Grant Yourself a Soft Landing: On Saying Goodbye

Another summer has come and gone.

How do we transition from camp back into the rest of our lives? Consider for insight a poignant moment in our story this week:

“Then God said to Moses: Avenge the people of Israel against the Midianites, and afterwards you shall be gathered to your people” (Num. 31:1-2).

R’ Isaac Abravanel asked appropriately why these closing words were relevant in this verse. What does a war of vengeance have to do with the timing of Moshe’s death? For one thing, Moshe was already told when he was going to die (Num. 27:12), so why bring it up again and why in connection to this battle charge?

Here is Abravanel’s answer:

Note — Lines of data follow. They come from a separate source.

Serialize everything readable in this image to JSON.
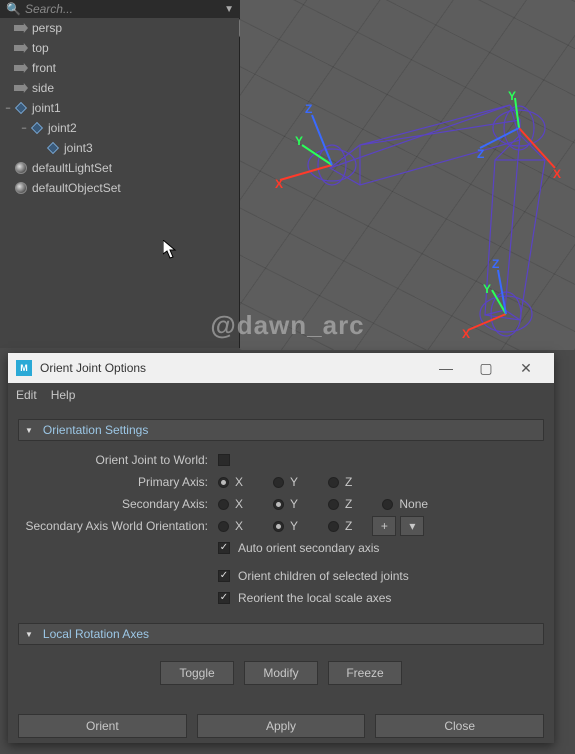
{
  "search": {
    "placeholder": "Search..."
  },
  "outliner": {
    "items": [
      {
        "label": "persp",
        "type": "cam",
        "indent": 1
      },
      {
        "label": "top",
        "type": "cam",
        "indent": 1
      },
      {
        "label": "front",
        "type": "cam",
        "indent": 1
      },
      {
        "label": "side",
        "type": "cam",
        "indent": 1
      },
      {
        "label": "joint1",
        "type": "joint",
        "indent": 1,
        "exp": "−"
      },
      {
        "label": "joint2",
        "type": "joint",
        "indent": 2,
        "exp": "−"
      },
      {
        "label": "joint3",
        "type": "joint",
        "indent": 3
      },
      {
        "label": "defaultLightSet",
        "type": "set",
        "indent": 1
      },
      {
        "label": "defaultObjectSet",
        "type": "set",
        "indent": 1
      }
    ]
  },
  "watermark": "@dawn_arc",
  "viewport": {
    "axis_labels": {
      "x": "X",
      "y": "Y",
      "z": "Z"
    },
    "axis_colors": {
      "x": "#ff3a2a",
      "y": "#2aff5a",
      "z": "#3a6aff"
    }
  },
  "dialog": {
    "title": "Orient Joint Options",
    "menu": {
      "edit": "Edit",
      "help": "Help"
    },
    "sections": {
      "orientation": "Orientation Settings",
      "local_rot": "Local Rotation Axes"
    },
    "form": {
      "to_world": {
        "label": "Orient Joint to World:",
        "checked": false
      },
      "primary": {
        "label": "Primary Axis:",
        "options": [
          "X",
          "Y",
          "Z"
        ],
        "selected": "X"
      },
      "secondary": {
        "label": "Secondary Axis:",
        "options": [
          "X",
          "Y",
          "Z",
          "None"
        ],
        "selected": "Y"
      },
      "secondary_world": {
        "label": "Secondary Axis World Orientation:",
        "options": [
          "X",
          "Y",
          "Z"
        ],
        "selected": "Y",
        "plus": "+",
        "chev": "▾"
      },
      "auto_orient": {
        "label": "Auto orient secondary axis",
        "checked": true
      },
      "orient_children": {
        "label": "Orient children of selected joints",
        "checked": true
      },
      "reorient_scale": {
        "label": "Reorient the local scale axes",
        "checked": true
      }
    },
    "local_rot_buttons": {
      "toggle": "Toggle",
      "modify": "Modify",
      "freeze": "Freeze"
    },
    "bottom": {
      "orient": "Orient",
      "apply": "Apply",
      "close": "Close"
    }
  }
}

God saw Moshe moving hastily, thinking that his time was soon approaching. So God told him that the end wasn’t coming so immediately, giving him one more job to do to stave off the end, for there is still opportunity in the day, and it’s not yet time to go home. When Moshe is ready, at the right time, he’ll return to his people.

How do you respond when an end approaches, especially the end of a journey with a people you came to love, with whom you struggled and grew and adventured through the wilderness? Ends have a way of leaving as abruptly as they came. There is often a “that’s it?” emptiness in the end, making transitions that much more unsettling.

This a parent knows too well, watching your child grow, wanting to hold onto each milestone just a little bit longer. It’s what an artist knows when she finishes her tapestry, wanting just another moment with her muse before letting go her work.

This is the feeling I get every summer when camp ends, wanting so desperately to hold onto those sacred moments of connection, of independence, of growth, of love, of true community in its purest form.

I imagine Moshe, knowing his time was running out, racing around as Abravanel suggested, frantically squeezing in every last goodbye as the clock ticked on his life. So God gives him a hidden gift, an extension on his task sheet. With one more major job to do, he can land more softly, say his goodbyes, and take the time he needs to make that transition and be ready. What a gift God gave Moshe: the gift of a soft landing from this life into the next.

Since my own days as a Ramah camper, I have found meaning in a classic Israeli song by Rami Kleinstein (and not only because of his name): “Take your time, the world will still be waiting outside,” he sang. It was aspirational at best, knowing as we all do that time is not for the taking, rather for the passing, and we try to hold it back only to find we’ve missed the moment entirely. Would that we all had the gift of a soft landing, an invitation from God to slow down and experience the transition. Some of us handle endings with that same haste we observed in Moshe, racing through the end to avoid the pain of goodbye. It seems counter-intuitive to move through it more slowly, but our lesson from parashat Mattot is precisely that: take your time, perhaps the world will be waiting outside.

As camp closes down today for the 2016 season, I am seeing the expressions of anxious transitions: our campers have grown this summer in visible degrees, marching independently around our campground, catching the bus each morning with confidence, expressing themselves vulnerably in their artwork and taking risks with the support of their friends – a true expression of haveirut, friendship. A ride like this summer demands a longer transition than a 4:00pm dismissal can afford.

That’s where you come in. Do for your children what God did for Moshe, granting him an extension on his experience to offer him a smoother transition. Of course I’ll suggest you join the Ramah community for our reunions during the year, and you stay in touch with our staff and campers in our schools and synagogues, in person and online. No doubt I’ll recommend you consider returning to this place in 2017. But more immediately than that, invite your children to sing a camp song they learned at your shabbat dinner table this evening. Do one thing with your child this weekend that reminds them of their time at Ramah. Give them one more task, one more memory, to help them slow down and transition more smoothly to the next thing. It will help them embrace their last experience, and move more calmly into the next.

Grant yourself a soft landing. “There is still opportunity in the day, and it’s not yet time to go home.” We miss your campers already, and we can’t wait to see them next summer!

Shabbat Shalom with love from Ramah,

Rabbi Rami

Categories: Divrei Torah, Mattot